**What you have to do:** All entries below are to be reproduced exactly.

(Extracted data entries)
- Opening Delimiter -
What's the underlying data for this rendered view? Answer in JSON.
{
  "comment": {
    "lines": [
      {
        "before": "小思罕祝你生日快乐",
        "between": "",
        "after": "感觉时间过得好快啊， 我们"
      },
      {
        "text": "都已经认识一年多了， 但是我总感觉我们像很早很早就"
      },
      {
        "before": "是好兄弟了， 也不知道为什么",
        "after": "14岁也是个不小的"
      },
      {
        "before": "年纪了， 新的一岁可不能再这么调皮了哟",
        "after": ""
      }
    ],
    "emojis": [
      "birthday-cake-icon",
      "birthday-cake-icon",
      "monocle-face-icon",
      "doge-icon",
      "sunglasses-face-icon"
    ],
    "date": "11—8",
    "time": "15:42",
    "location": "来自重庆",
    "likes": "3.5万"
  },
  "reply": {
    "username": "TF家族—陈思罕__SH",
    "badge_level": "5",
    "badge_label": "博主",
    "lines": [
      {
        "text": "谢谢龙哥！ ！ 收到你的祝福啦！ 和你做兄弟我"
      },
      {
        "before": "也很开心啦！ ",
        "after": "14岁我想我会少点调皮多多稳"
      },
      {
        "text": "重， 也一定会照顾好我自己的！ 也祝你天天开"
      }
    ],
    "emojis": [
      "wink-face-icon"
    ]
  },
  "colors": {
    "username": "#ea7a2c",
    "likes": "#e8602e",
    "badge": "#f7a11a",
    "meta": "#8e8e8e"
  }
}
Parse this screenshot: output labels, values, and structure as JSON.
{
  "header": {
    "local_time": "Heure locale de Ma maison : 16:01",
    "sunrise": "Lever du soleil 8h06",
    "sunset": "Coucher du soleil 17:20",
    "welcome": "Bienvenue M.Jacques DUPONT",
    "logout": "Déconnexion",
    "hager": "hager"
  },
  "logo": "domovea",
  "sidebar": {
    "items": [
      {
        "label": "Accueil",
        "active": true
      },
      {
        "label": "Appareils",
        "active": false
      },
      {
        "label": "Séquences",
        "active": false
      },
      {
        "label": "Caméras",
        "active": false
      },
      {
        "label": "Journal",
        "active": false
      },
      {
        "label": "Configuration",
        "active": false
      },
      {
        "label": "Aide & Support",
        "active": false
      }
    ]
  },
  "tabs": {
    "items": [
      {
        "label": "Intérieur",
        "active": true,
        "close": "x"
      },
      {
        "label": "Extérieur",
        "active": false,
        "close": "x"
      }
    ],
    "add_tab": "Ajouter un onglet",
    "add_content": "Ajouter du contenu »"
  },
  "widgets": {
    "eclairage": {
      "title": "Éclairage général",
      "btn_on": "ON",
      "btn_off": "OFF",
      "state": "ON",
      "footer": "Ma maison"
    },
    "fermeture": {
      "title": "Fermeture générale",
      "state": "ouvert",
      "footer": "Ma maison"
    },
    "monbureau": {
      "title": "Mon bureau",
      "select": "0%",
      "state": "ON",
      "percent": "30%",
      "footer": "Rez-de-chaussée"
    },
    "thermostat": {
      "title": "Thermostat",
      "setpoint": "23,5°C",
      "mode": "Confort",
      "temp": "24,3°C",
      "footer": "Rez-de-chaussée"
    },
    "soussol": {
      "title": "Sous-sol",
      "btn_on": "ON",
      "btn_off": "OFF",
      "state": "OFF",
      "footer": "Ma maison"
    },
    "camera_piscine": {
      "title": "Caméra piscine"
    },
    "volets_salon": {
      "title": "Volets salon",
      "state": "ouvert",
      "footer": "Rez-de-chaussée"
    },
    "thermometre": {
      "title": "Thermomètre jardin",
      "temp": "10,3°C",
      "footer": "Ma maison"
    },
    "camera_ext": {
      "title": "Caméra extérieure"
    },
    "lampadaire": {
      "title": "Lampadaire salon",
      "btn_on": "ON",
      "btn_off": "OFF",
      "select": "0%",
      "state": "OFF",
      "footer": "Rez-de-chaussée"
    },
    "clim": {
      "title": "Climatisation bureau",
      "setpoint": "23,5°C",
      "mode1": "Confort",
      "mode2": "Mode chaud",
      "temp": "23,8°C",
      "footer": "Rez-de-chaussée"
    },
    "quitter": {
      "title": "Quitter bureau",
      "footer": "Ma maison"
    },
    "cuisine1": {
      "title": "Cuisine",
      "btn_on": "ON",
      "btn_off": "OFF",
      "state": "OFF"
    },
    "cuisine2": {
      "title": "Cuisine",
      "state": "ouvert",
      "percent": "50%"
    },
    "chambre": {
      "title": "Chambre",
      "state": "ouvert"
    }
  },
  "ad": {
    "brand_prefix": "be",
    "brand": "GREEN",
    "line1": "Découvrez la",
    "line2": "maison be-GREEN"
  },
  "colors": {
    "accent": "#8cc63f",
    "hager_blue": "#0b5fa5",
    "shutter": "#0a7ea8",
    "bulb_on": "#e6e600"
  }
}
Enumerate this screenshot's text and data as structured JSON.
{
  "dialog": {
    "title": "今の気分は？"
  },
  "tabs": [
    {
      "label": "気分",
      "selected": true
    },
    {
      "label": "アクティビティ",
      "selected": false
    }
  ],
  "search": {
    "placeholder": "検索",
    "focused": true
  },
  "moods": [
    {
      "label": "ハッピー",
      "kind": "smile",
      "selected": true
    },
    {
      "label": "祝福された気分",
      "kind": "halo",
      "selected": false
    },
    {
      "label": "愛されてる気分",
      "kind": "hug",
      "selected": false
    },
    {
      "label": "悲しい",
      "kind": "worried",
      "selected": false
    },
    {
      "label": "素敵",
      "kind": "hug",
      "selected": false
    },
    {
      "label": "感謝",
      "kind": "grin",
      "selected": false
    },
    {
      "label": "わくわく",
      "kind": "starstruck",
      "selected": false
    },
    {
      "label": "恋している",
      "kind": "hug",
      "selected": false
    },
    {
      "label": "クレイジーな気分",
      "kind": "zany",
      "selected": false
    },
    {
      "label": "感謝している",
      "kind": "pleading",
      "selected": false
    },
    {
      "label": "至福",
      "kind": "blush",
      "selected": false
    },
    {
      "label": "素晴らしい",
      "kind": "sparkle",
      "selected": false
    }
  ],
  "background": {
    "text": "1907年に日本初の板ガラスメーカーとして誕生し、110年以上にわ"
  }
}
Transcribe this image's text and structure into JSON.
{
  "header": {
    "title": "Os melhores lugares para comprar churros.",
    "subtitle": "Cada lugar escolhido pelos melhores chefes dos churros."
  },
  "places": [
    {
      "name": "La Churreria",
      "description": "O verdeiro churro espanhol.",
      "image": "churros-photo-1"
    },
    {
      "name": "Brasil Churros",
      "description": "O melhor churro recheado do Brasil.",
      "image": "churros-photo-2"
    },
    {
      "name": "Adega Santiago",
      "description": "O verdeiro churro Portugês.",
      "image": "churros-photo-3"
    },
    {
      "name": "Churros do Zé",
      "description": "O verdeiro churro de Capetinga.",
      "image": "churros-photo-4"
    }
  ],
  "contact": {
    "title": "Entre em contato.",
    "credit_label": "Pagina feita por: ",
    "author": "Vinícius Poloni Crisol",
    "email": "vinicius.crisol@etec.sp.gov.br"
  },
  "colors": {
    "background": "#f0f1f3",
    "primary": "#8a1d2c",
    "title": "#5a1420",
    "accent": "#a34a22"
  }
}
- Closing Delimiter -
**Answer space:**
What's the underlying data for this rendered view? Answer in JSON.
{
  "comment": {
    "lines": [
      {
        "before": "小思罕祝你生日快乐",
        "between": "",
        "after": "感觉时间过得好快啊， 我们"
      },
      {
        "text": "都已经认识一年多了， 但是我总感觉我们像很早很早就"
      },
      {
        "before": "是好兄弟了， 也不知道为什么",
        "after": "14岁也是个不小的"
      },
      {
        "before": "年纪了， 新的一岁可不能再这么调皮了哟",
        "after": ""
      }
    ],
    "emojis": [
      "birthday-cake-icon",
      "birthday-cake-icon",
      "monocle-face-icon",
      "doge-icon",
      "sunglasses-face-icon"
    ],
    "date": "11—8",
    "time": "15:42",
    "location": "来自重庆",
    "likes": "3.5万"
  },
  "reply": {
    "username": "TF家族—陈思罕__SH",
    "badge_level": "5",
    "badge_label": "博主",
    "lines": [
      {
        "text": "谢谢龙哥！ ！ 收到你的祝福啦！ 和你做兄弟我"
      },
      {
        "before": "也很开心啦！ ",
        "after": "14岁我想我会少点调皮多多稳"
      },
      {
        "text": "重， 也一定会照顾好我自己的！ 也祝你天天开"
      }
    ],
    "emojis": [
      "wink-face-icon"
    ]
  },
  "colors": {
    "username": "#ea7a2c",
    "likes": "#e8602e",
    "badge": "#f7a11a",
    "meta": "#8e8e8e"
  }
}
Parse this screenshot: output labels, values, and structure as JSON.
{
  "header": {
    "local_time": "Heure locale de Ma maison : 16:01",
    "sunrise": "Lever du soleil 8h06",
    "sunset": "Coucher du soleil 17:20",
    "welcome": "Bienvenue M.Jacques DUPONT",
    "logout": "Déconnexion",
    "hager": "hager"
  },
  "logo": "domovea",
  "sidebar": {
    "items": [
      {
        "label": "Accueil",
        "active": true
      },
      {
        "label": "Appareils",
        "active": false
      },
      {
        "label": "Séquences",
        "active": false
      },
      {
        "label": "Caméras",
        "active": false
      },
      {
        "label": "Journal",
        "active": false
      },
      {
        "label": "Configuration",
        "active": false
      },
      {
        "label": "Aide & Support",
        "active": false
      }
    ]
  },
  "tabs": {
    "items": [
      {
        "label": "Intérieur",
        "active": true,
        "close": "x"
      },
      {
        "label": "Extérieur",
        "active": false,
        "close": "x"
      }
    ],
    "add_tab": "Ajouter un onglet",
    "add_content": "Ajouter du contenu »"
  },
  "widgets": {
    "eclairage": {
      "title": "Éclairage général",
      "btn_on": "ON",
      "btn_off": "OFF",
      "state": "ON",
      "footer": "Ma maison"
    },
    "fermeture": {
      "title": "Fermeture générale",
      "state": "ouvert",
      "footer": "Ma maison"
    },
    "monbureau": {
      "title": "Mon bureau",
      "select": "0%",
      "state": "ON",
      "percent": "30%",
      "footer": "Rez-de-chaussée"
    },
    "thermostat": {
      "title": "Thermostat",
      "setpoint": "23,5°C",
      "mode": "Confort",
      "temp": "24,3°C",
      "footer": "Rez-de-chaussée"
    },
    "soussol": {
      "title": "Sous-sol",
      "btn_on": "ON",
      "btn_off": "OFF",
      "state": "OFF",
      "footer": "Ma maison"
    },
    "camera_piscine": {
      "title": "Caméra piscine"
    },
    "volets_salon": {
      "title": "Volets salon",
      "state": "ouvert",
      "footer": "Rez-de-chaussée"
    },
    "thermometre": {
      "title": "Thermomètre jardin",
      "temp": "10,3°C",
      "footer": "Ma maison"
    },
    "camera_ext": {
      "title": "Caméra extérieure"
    },
    "lampadaire": {
      "title": "Lampadaire salon",
      "btn_on": "ON",
      "btn_off": "OFF",
      "select": "0%",
      "state": "OFF",
      "footer": "Rez-de-chaussée"
    },
    "clim": {
      "title": "Climatisation bureau",
      "setpoint": "23,5°C",
      "mode1": "Confort",
      "mode2": "Mode chaud",
      "temp": "23,8°C",
      "footer": "Rez-de-chaussée"
    },
    "quitter": {
      "title": "Quitter bureau",
      "footer": "Ma maison"
    },
    "cuisine1": {
      "title": "Cuisine",
      "btn_on": "ON",
      "btn_off": "OFF",
      "state": "OFF"
    },
    "cuisine2": {
      "title": "Cuisine",
      "state": "ouvert",
      "percent": "50%"
    },
    "chambre": {
      "title": "Chambre",
      "state": "ouvert"
    }
  },
  "ad": {
    "brand_prefix": "be",
    "brand": "GREEN",
    "line1": "Découvrez la",
    "line2": "maison be-GREEN"
  },
  "colors": {
    "accent": "#8cc63f",
    "hager_blue": "#0b5fa5",
    "shutter": "#0a7ea8",
    "bulb_on": "#e6e600"
  }
}
Enumerate this screenshot's text and data as structured JSON.
{
  "dialog": {
    "title": "今の気分は？"
  },
  "tabs": [
    {
      "label": "気分",
      "selected": true
    },
    {
      "label": "アクティビティ",
      "selected": false
    }
  ],
  "search": {
    "placeholder": "検索",
    "focused": true
  },
  "moods": [
    {
      "label": "ハッピー",
      "kind": "smile",
      "selected": true
    },
    {
      "label": "祝福された気分",
      "kind": "halo",
      "selected": false
    },
    {
      "label": "愛されてる気分",
      "kind": "hug",
      "selected": false
    },
    {
      "label": "悲しい",
      "kind": "worried",
      "selected": false
    },
    {
      "label": "素敵",
      "kind": "hug",
      "selected": false
    },
    {
      "label": "感謝",
      "kind": "grin",
      "selected": false
    },
    {
      "label": "わくわく",
      "kind": "starstruck",
      "selected": false
    },
    {
      "label": "恋している",
      "kind": "hug",
      "selected": false
    },
    {
      "label": "クレイジーな気分",
      "kind": "zany",
      "selected": false
    },
    {
      "label": "感謝している",
      "kind": "pleading",
      "selected": false
    },
    {
      "label": "至福",
      "kind": "blush",
      "selected": false
    },
    {
      "label": "素晴らしい",
      "kind": "sparkle",
      "selected": false
    }
  ],
  "background": {
    "text": "1907年に日本初の板ガラスメーカーとして誕生し、110年以上にわ"
  }
}
Transcribe this image's text and structure into JSON.
{
  "header": {
    "title": "Os melhores lugares para comprar churros.",
    "subtitle": "Cada lugar escolhido pelos melhores chefes dos churros."
  },
  "places": [
    {
      "name": "La Churreria",
      "description": "O verdeiro churro espanhol.",
      "image": "churros-photo-1"
    },
    {
      "name": "Brasil Churros",
      "description": "O melhor churro recheado do Brasil.",
      "image": "churros-photo-2"
    },
    {
      "name": "Adega Santiago",
      "description": "O verdeiro churro Portugês.",
      "image": "churros-photo-3"
    },
    {
      "name": "Churros do Zé",
      "description": "O verdeiro churro de Capetinga.",
      "image": "churros-photo-4"
    }
  ],
  "contact": {
    "title": "Entre em contato.",
    "credit_label": "Pagina feita por: ",
    "author": "Vinícius Poloni Crisol",
    "email": "vinicius.crisol@etec.sp.gov.br"
  },
  "colors": {
    "background": "#f0f1f3",
    "primary": "#8a1d2c",
    "title": "#5a1420",
    "accent": "#a34a22"
  }
}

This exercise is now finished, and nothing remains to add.